Bezafibrate administration improves behavioral deficits and tau pathology in P301S mice

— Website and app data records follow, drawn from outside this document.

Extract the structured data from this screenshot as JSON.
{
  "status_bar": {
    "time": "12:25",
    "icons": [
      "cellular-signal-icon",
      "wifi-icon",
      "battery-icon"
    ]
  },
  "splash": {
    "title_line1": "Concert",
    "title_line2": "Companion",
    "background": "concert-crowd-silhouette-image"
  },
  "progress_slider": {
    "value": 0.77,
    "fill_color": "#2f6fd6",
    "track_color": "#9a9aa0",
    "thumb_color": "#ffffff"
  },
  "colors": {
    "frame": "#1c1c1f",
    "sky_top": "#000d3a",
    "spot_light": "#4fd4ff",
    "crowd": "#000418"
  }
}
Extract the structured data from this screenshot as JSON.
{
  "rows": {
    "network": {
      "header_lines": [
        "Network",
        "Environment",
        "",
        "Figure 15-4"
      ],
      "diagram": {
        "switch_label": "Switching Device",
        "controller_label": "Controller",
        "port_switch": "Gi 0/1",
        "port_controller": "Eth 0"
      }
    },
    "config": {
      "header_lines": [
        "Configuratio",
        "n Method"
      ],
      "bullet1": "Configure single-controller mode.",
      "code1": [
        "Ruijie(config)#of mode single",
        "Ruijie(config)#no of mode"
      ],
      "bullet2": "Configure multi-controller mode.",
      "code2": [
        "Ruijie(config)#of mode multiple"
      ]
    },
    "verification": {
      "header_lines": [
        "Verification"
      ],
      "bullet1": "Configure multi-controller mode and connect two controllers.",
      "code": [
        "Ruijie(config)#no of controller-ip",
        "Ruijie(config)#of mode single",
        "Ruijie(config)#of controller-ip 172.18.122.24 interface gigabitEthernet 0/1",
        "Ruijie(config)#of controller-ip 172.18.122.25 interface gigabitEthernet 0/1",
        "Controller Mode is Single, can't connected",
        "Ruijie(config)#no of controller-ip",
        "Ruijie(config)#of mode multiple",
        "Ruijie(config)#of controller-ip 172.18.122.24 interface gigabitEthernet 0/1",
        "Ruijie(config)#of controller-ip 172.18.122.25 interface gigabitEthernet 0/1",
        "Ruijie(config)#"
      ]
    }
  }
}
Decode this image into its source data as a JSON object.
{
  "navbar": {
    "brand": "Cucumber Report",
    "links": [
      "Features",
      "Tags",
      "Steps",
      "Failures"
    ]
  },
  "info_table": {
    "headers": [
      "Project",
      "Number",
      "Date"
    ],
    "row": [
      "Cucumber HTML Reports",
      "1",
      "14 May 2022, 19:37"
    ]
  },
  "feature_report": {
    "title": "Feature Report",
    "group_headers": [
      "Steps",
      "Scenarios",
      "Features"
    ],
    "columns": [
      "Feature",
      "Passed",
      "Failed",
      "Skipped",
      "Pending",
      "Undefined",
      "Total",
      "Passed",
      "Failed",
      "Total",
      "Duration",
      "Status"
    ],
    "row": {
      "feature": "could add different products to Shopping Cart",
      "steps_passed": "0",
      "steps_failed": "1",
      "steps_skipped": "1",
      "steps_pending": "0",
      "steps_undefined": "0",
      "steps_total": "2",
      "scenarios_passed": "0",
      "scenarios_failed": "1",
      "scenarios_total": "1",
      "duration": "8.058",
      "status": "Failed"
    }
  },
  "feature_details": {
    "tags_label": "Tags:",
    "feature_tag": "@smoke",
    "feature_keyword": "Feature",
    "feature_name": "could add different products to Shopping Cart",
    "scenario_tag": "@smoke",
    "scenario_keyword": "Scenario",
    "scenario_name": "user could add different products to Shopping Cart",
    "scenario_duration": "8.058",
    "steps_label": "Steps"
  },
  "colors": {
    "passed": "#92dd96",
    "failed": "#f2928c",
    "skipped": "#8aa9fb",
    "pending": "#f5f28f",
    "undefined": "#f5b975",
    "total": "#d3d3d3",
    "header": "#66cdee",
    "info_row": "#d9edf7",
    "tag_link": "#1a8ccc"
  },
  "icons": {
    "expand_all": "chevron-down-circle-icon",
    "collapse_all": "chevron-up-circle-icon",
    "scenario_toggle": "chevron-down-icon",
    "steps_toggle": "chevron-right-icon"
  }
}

Peroxisome proliferator-activated receptors (PPARs) are ligand-mediated transcription factors, which control both lipid and energy metabolism and inflammation pathways. PPARγ agonists are effective in the treatment of metabolic diseases and, more recently, neurodegenerative diseases, in which they show promising neuroprotective effects. We studied the effects of the pan-PPAR agonist bezafibrate on tau pathology, inflammation, lipid metabolism and behavior in transgenic mice with the P301S human tau mutation, which causes familial frontotemporal lobar degeneration. Bezafibrate treatment significantly decreased tau hyperphosphorylation using AT8 staining and the number of MC1-positive neurons. Bezafibrate treatment also diminished microglial activation and expression of both inducible nitric oxide synthase and cyclooxygenase 2. Additionally, the drug differentially affected the brain and brown fat lipidome of control and P301S mice, preventing lipid vacuoles in brown fat. These effects were associated with behavioral improvement, as evidenced by reduced hyperactivity and disinhibition in the P301S mice. Bezafibrate therefore exerts neuroprotective effects in a mouse model of tauopathy, as shown by decreased tau pathology and behavioral improvement. Since bezafibrate was given to the mice before tau pathology had developed, our data suggest that bezafibrate exerts a preventive effect on both tau pathology and its behavioral consequences. Bezafibrate is therefore a promising agent for the treatment of neurodegenerative diseases associated with tau pathology.